With increased awareness and broader acceptance of people who identify as genderqueer, transgender, or gender-nonconforming, it’s about time we gave some serious thought to some of the ways we can make our language reflect this same spirit of inclusion. Gender-neutral pronouns are an obvious place to start.

Wait…why do we need new pronouns?

Until only a couple of decades ago, people widely defaulted to the use of he when referring to someone they didn’t know specifically:

“If anyone brings an umbrella on the trip, he will have to leave it on the bus.”

To many a modern ear, this casual male bias might sound completely shocking. Only slightly better is the phrase he or she - meant to be inclusive, but cumbersome when used repeatedly:

“I’m not sure who will be working on this project, but he or she will need to prepare well ahead of time, and he or she will need to present results on Tuesday.”

Add to this difficulty the fact that modern society is increasingly recognizing gender as non-binary, and it becomes obvious that we need to be more nuanced with our language than ever before. It’s both an issue of accuracy and one of respect for those whose gender identity is neither strictly male nor female.

Guess what? You’re already using gender-neutral pronouns.

You may already be familiar with the idea of gender-neutral pronouns but feel unsure about how to use them - or even what choices you have. In fact, most of us have unwittingly opted for gender-neutral pronouns all our lives:

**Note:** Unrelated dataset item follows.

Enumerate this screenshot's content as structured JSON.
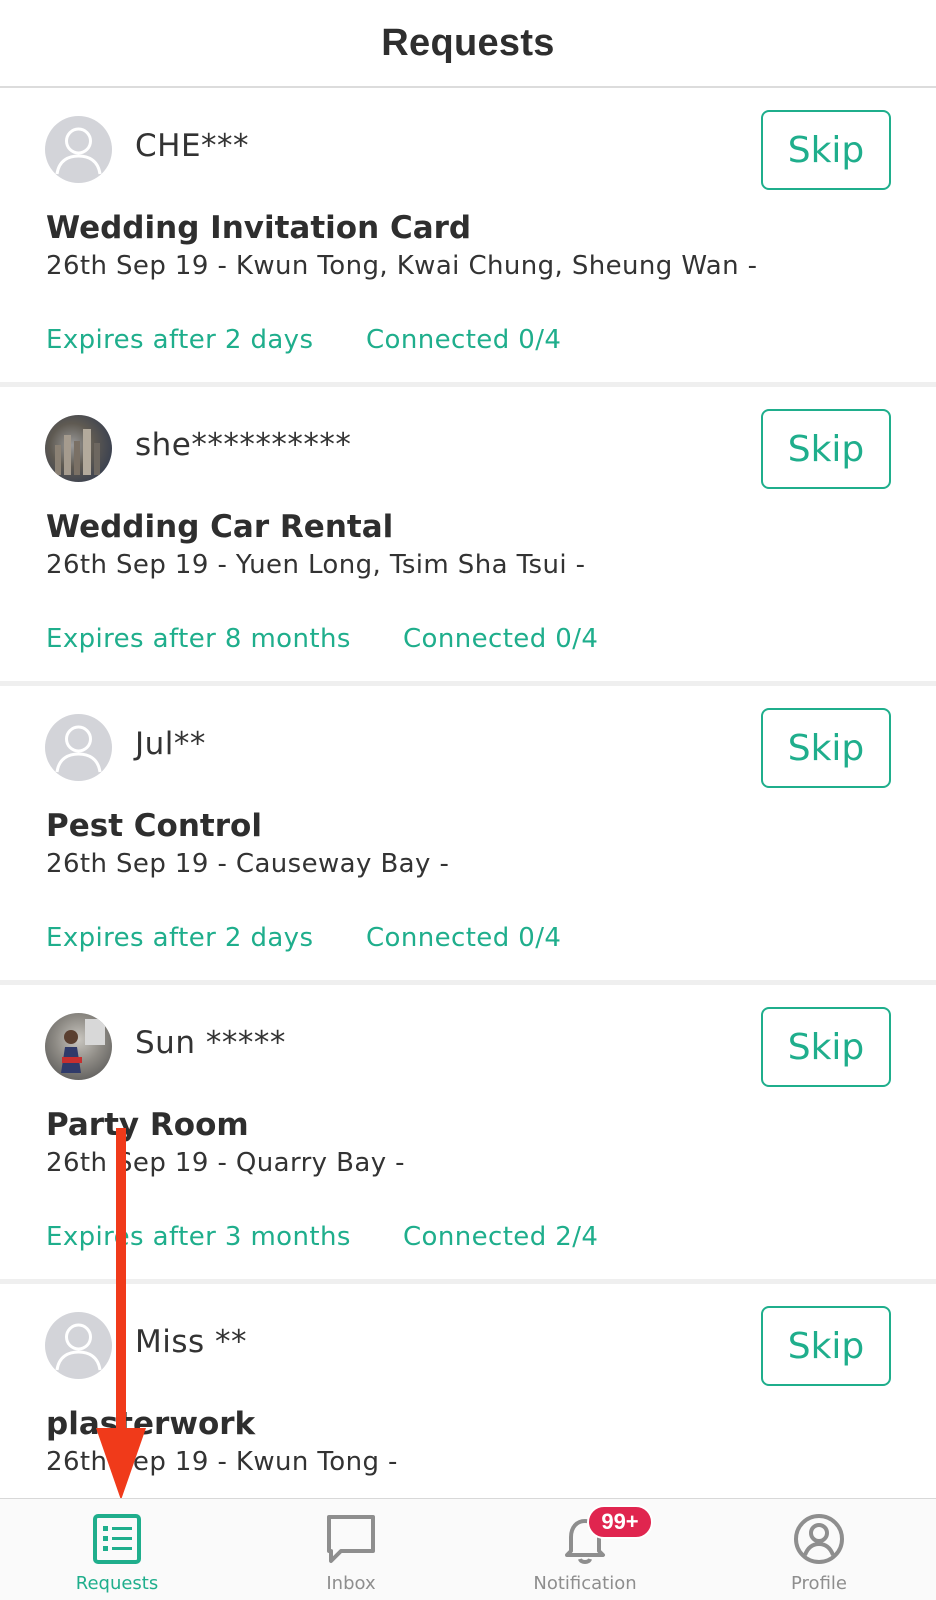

“I need someone to lead the presentation for me, and I hope they are prepared to answer any questions that come up.”

In this context, we don’t know who our hypothetical leader will be, so we use they out of courtesy. They is a great option - and it is one quite often used by gender-nonconforming people - but there are also several other newly created pronouns that are entering into common usage. The following list shows traditional pronouns in five familiar grammatical cases, and several increasingly common, gender-neutral options as well.

 

Nominative

Objective

Possessive Adjective

Possessive Pronoun

Reflexive Pronoun

Some Traditional Pronouns

He

He yawned

I touched him

His hair shone

That home is his

He washes himself

She

She yawned

I touched her

Her hair shone

That home is hers

She washes herself

They

They yawned

I touched them

Their hair shone

That home is theirs

They wash themselves

Some Gender-Neutral Pronoun Options

Ne

Ne yawned

I touched nem

Nir hair shone

That home is nirs

Ne washes nemself

Ey

Ey yawned

I touched em

Eir hair shone

That home is eirs

Ey washes emself

Ze (or zie) and hir

Ze yawned

I touched hir

Hir hair shone

That home is hirs

Ze washes hirself

Ze (or zie) and zir

Ze yawned

I touched zir

Zir hair shone

That home is zirs

Ze washes zirself

Xe

Xe yawned

I touched xem

Xyr hair shone

That home is xyrs

Xe washes xemself

This table was taken and edited from this Wikipedia page.

 

So how do I know which pronouns to choose?

All of these options, and a few others, too, have appeared in usage, so how do you know which is best for the person or people you are with? Asking someone directly can lead to awkwardness. Consider, for example, someone whose non-binary identity is not something they have shared in their workplace. Asking them to tell you their non-traditional pronouns might force an unwanted personal conversation in this professional context. The whole subject can be handled easily and diplomatically, though. Just share your own pronouns when introducing yourself, or include them in writing, along with your name, in a group situation when you might be wearing a nametag. This allows others to do the same in a way that is comfortable for everybody. As an example:

“My name is Donna, and my pronouns are she and her.” Or, “My name is Shaun, and my pronouns are Ne and Nem.”

It’s all about inclusion.

The objective is that each individual be able to express the specific language they are most comfortable with and have their feelings about this respected by those around them. By making just the small effort required, we can all help ensure that people of any gender identity feel at ease - rather than locked into a binary gender system by the use of traditional, binary language. It’s a matter of consideration. We are extremely fortunate to live in a society that values inclusion. Understanding and using gender-neutral pronouns is one way we can all support this idea of acceptance.

Find out how BTI can help you develop inclusive advertising and design, email parveen@teambti.com.